In The Meantime, European Liquidity Conditions Continue To Deteriorate With An Emphasis On SocGen And Barclays

Tyler Durden's picture

While there are those financial publications who have realized that reliance on shadow markets for unsecured repo and otherwise lending may be troublesome in the short-, medium- and long-run, something we warned back in March 2010, a far more tangible threat is not what is happening in the already largely contracting shadow banking realm, but in real, non-shadow markets. Because for shadow to be impaired, these traditional liquidity conduits would have to be shut down first. Alas, while stocks resolutely continue to ignore anything but both good and bad headlines, all of which justify either QE3 or a surging economy (nothing new - as we have said this will occur most likely through the end of the year in a carbon copy of 2010), liquidity in non-shadow markets is the most impaired it has been in a long time, with 3M USD Libor rising again to 0.327% from 0.326%, although the story as usual lying below the headlines.

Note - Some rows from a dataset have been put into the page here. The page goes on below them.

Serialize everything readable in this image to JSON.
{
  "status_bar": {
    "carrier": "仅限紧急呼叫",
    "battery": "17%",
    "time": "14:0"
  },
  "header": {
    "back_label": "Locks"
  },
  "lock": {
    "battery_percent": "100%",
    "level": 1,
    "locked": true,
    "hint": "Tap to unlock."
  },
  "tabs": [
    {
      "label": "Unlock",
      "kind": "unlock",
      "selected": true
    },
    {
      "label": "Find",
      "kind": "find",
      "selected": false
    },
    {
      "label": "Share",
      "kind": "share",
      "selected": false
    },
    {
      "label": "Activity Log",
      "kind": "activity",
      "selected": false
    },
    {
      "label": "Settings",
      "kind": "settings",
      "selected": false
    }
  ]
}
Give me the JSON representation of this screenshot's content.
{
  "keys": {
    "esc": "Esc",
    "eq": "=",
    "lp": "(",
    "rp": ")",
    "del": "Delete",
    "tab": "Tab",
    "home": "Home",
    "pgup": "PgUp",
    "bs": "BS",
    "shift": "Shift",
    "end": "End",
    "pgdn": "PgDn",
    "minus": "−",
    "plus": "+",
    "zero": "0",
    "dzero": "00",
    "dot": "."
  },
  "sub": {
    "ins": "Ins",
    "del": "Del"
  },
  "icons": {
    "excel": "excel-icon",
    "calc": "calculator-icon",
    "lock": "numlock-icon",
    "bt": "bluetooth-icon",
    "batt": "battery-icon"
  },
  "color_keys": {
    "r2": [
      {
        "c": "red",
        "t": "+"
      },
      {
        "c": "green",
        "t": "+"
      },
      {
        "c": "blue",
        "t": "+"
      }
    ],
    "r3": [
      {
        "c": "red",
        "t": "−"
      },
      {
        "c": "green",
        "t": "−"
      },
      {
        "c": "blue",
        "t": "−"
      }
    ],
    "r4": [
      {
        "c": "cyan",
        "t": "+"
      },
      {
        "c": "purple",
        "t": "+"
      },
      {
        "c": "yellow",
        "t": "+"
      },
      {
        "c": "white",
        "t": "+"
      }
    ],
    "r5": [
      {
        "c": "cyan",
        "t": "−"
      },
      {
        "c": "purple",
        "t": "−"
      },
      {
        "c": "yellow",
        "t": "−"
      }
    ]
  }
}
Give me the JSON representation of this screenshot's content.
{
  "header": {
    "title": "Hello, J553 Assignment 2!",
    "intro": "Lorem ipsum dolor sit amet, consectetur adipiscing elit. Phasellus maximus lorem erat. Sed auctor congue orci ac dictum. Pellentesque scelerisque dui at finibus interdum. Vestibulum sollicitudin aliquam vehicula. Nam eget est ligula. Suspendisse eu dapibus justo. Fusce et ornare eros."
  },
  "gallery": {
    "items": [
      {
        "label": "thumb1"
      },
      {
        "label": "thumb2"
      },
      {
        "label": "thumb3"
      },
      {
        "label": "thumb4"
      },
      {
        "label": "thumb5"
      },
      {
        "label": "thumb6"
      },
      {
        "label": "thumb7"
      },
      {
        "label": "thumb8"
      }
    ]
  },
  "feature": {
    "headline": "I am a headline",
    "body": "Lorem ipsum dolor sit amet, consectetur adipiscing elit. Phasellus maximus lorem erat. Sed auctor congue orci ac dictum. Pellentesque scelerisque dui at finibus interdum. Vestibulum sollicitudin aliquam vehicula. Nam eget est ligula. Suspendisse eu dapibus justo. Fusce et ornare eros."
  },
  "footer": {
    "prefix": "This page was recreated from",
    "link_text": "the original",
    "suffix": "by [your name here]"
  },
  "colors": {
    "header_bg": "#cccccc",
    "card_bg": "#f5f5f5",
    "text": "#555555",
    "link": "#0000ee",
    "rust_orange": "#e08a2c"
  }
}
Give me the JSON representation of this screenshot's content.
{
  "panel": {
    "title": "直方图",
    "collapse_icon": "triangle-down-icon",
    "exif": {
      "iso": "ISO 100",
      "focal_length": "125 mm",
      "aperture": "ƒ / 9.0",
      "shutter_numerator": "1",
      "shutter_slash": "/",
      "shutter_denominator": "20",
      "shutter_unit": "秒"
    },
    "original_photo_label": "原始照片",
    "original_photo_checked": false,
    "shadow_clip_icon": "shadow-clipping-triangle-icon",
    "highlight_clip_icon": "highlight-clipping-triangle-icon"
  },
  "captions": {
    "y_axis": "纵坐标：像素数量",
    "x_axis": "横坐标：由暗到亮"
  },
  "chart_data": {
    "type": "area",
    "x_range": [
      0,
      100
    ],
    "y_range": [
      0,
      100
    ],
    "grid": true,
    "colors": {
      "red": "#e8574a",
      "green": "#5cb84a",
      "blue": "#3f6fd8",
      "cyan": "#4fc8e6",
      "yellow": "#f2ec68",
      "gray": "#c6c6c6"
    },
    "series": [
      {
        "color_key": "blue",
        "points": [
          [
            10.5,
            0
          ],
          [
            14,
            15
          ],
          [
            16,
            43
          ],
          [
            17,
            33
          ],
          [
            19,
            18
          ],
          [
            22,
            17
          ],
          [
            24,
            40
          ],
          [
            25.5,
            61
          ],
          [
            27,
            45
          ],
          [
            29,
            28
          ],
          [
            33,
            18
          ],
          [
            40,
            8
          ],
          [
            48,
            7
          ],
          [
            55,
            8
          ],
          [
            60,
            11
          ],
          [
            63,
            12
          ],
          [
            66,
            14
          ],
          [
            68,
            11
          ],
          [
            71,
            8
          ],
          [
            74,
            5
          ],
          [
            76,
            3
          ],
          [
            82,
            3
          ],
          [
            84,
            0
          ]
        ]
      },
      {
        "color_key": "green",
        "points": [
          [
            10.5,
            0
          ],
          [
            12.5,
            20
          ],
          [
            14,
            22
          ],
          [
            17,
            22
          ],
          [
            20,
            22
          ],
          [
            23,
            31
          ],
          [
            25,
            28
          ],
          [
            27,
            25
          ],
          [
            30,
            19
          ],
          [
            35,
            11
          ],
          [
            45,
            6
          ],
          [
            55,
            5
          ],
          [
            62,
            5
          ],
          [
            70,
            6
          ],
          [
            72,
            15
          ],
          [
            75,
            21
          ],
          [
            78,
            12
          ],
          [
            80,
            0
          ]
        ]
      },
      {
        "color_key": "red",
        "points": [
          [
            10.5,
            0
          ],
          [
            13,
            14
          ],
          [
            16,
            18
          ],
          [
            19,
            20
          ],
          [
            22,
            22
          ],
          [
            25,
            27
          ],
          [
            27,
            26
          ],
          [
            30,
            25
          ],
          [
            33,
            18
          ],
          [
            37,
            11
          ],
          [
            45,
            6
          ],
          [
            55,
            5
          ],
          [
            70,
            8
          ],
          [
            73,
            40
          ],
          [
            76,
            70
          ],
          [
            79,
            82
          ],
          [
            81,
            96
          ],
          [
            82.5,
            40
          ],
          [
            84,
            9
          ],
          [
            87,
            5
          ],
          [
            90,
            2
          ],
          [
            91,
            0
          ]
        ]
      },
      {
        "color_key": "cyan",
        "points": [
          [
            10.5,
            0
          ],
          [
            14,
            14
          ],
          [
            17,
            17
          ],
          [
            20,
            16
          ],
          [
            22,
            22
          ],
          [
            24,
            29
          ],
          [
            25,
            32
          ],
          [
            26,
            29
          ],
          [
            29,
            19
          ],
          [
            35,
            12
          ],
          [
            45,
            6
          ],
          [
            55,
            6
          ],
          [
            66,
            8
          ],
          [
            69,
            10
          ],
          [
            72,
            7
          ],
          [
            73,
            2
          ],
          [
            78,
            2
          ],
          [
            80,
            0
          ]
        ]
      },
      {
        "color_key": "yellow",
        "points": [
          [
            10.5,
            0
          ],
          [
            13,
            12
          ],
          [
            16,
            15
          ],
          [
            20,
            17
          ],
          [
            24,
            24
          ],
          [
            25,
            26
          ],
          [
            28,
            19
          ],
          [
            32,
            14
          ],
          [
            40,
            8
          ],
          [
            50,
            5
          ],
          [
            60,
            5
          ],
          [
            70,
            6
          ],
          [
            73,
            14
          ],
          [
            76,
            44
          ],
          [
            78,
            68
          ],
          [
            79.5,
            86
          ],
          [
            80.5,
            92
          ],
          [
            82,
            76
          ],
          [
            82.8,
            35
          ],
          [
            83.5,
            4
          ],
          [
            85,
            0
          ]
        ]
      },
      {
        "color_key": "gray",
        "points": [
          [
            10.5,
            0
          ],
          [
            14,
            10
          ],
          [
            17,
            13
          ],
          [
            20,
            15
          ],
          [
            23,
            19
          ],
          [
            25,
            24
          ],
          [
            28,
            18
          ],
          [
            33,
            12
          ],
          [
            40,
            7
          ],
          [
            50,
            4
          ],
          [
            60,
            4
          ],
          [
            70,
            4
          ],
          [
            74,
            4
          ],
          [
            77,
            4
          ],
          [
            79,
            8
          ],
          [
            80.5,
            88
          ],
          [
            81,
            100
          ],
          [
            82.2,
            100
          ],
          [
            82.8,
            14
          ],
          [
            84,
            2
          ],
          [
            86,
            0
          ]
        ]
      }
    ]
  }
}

As the charts below show not only are European banks seeing their LIBOR rates increasing (in as much as any of this is even remotely credible), with SocGen and Barclays the two most troubled banks from a self-reported liquidity standpoint, but also that the spread between the lowest and highest reported LIBOR is now the widest it has been in all of 2011. A few more days in which European funding markets completely ignore what is going on with US stocks (the same as US bonds incidentally), and the time to talk about shadow banking repo halts may indeed be nigh.

LIBOR by bank:

LIBOR min-max difference: